**About this task**
Filter the entries below down to the lines that hold "Банк".

**Source material**
# # # # # # #

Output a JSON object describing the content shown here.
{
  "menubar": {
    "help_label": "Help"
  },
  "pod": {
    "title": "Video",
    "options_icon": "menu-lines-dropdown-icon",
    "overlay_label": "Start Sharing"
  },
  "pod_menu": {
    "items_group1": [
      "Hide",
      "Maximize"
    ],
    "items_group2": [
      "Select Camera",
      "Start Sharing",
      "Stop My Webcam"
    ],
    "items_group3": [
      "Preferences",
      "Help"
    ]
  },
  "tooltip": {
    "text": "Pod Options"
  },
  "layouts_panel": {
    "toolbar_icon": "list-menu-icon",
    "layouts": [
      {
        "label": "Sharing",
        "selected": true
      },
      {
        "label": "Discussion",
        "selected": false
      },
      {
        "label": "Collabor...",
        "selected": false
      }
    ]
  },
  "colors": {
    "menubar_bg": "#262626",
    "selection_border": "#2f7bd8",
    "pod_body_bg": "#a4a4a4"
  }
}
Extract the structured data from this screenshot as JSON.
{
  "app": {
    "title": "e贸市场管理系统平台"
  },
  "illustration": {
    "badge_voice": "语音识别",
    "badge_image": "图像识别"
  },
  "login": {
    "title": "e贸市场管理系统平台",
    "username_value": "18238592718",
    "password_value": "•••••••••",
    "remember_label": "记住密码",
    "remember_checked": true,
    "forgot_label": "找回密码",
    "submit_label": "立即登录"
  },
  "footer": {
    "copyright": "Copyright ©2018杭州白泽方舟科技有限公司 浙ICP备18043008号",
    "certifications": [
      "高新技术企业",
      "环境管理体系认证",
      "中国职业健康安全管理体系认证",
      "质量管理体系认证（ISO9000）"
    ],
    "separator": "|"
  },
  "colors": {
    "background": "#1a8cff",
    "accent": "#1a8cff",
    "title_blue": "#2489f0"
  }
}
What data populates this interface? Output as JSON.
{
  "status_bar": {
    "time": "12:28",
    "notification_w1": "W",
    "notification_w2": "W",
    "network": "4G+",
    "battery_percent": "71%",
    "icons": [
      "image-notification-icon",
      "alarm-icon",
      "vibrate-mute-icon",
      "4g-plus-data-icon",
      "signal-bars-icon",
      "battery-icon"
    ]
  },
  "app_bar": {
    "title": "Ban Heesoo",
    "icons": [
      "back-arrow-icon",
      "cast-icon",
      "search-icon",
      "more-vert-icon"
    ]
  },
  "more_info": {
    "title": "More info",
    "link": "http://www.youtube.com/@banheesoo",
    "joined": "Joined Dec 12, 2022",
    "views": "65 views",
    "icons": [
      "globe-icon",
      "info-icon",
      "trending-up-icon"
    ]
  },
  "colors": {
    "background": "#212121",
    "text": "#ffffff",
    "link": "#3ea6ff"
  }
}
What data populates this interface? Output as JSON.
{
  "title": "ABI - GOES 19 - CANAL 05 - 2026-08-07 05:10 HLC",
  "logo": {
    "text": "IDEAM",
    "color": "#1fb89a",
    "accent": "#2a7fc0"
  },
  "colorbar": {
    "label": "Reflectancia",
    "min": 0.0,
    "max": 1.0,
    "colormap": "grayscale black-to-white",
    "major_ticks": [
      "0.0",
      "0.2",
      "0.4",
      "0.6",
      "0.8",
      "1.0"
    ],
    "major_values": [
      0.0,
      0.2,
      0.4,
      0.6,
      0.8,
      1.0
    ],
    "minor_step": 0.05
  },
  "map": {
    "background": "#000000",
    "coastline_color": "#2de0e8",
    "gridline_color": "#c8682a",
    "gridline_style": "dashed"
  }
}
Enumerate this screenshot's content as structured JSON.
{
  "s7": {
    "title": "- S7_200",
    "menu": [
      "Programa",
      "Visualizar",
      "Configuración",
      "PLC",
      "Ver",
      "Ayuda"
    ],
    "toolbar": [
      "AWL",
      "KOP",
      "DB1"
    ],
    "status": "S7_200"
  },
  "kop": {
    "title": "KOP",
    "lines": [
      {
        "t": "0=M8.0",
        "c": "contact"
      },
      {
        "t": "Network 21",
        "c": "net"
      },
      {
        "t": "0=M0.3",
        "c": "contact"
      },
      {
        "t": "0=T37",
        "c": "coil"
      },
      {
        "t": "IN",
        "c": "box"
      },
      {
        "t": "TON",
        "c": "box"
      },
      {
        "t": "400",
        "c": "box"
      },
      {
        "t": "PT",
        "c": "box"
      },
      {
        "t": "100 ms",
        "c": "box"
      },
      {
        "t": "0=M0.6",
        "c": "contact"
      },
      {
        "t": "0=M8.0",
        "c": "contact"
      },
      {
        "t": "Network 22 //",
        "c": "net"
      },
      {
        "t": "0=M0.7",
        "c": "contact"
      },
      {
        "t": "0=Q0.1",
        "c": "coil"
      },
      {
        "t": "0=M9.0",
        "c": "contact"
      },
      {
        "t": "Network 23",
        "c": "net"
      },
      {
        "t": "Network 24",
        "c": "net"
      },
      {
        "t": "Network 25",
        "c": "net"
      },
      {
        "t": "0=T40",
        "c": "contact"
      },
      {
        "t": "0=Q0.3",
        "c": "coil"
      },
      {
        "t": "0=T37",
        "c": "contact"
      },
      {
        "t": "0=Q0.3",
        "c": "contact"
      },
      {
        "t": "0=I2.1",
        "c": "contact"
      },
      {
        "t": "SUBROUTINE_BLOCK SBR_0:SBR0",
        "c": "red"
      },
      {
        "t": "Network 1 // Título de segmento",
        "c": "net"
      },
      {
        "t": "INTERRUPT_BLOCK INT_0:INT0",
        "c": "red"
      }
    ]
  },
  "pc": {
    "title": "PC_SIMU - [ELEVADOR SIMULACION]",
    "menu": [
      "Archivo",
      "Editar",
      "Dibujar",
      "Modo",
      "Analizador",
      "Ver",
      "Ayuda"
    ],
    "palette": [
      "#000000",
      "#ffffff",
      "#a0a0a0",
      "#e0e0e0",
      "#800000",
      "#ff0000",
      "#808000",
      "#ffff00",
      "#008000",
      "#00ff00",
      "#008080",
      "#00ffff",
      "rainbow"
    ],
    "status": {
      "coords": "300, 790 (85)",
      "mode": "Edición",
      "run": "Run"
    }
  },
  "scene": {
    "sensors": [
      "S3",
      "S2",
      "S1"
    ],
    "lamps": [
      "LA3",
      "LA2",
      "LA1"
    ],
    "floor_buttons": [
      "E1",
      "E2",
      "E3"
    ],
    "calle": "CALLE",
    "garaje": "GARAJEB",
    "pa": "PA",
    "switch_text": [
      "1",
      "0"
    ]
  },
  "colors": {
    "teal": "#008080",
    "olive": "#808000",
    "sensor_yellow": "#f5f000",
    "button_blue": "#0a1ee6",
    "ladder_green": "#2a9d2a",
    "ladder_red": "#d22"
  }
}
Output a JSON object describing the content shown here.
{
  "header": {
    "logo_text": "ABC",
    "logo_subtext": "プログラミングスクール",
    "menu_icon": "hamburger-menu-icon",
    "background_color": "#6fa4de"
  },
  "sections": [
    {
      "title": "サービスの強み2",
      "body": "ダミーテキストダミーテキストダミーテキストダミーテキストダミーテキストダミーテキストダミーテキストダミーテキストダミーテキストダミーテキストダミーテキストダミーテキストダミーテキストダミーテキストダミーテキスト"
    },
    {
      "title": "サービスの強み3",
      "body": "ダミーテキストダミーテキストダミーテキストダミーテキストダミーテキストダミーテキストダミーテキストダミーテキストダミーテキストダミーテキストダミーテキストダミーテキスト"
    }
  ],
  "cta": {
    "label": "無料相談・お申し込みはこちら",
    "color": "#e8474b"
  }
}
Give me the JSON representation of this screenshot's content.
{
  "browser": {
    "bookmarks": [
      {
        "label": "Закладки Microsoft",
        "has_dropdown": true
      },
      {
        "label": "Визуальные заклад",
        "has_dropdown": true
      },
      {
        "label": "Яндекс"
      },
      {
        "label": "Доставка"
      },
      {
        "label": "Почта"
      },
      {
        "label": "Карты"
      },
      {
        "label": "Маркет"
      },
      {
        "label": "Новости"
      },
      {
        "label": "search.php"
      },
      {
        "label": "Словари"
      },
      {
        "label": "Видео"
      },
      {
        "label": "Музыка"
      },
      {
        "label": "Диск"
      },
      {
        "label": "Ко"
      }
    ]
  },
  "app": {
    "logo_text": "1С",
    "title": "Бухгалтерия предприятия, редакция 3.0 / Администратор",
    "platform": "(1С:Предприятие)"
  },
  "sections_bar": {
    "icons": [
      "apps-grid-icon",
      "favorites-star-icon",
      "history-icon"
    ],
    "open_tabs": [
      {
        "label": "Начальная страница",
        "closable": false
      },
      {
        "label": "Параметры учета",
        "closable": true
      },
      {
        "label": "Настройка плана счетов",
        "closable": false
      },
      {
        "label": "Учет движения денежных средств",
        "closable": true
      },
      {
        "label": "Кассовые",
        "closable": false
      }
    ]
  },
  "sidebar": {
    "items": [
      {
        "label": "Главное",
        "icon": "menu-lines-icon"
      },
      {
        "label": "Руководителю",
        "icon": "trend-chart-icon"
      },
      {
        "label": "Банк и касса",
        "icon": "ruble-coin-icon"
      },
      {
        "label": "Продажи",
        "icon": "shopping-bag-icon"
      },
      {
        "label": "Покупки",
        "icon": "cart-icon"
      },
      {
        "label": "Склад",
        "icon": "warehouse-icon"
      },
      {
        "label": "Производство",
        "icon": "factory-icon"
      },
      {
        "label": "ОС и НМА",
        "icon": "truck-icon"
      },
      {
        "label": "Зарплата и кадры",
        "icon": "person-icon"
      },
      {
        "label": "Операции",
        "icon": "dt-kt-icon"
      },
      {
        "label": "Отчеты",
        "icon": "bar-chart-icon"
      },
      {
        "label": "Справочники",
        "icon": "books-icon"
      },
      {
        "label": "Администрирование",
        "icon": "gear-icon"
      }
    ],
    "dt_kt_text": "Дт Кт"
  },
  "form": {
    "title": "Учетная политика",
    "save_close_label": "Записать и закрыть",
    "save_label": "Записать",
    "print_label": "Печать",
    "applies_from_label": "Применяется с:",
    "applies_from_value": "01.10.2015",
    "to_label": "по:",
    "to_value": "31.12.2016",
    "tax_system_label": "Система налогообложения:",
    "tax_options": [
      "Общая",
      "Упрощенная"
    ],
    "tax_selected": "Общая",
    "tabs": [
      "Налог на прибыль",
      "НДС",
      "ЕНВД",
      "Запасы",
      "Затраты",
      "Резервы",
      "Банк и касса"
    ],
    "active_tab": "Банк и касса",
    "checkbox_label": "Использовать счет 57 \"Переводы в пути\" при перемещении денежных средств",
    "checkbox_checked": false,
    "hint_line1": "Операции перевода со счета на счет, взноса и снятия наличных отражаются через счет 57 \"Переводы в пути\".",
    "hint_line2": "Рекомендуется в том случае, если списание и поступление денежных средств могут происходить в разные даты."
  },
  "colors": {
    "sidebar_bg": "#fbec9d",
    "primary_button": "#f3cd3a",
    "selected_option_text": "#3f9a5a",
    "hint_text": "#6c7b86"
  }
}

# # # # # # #

**Task response**
        "label": "Банк и касса",
      "Банк и касса"
    "active_tab": "Банк и касса",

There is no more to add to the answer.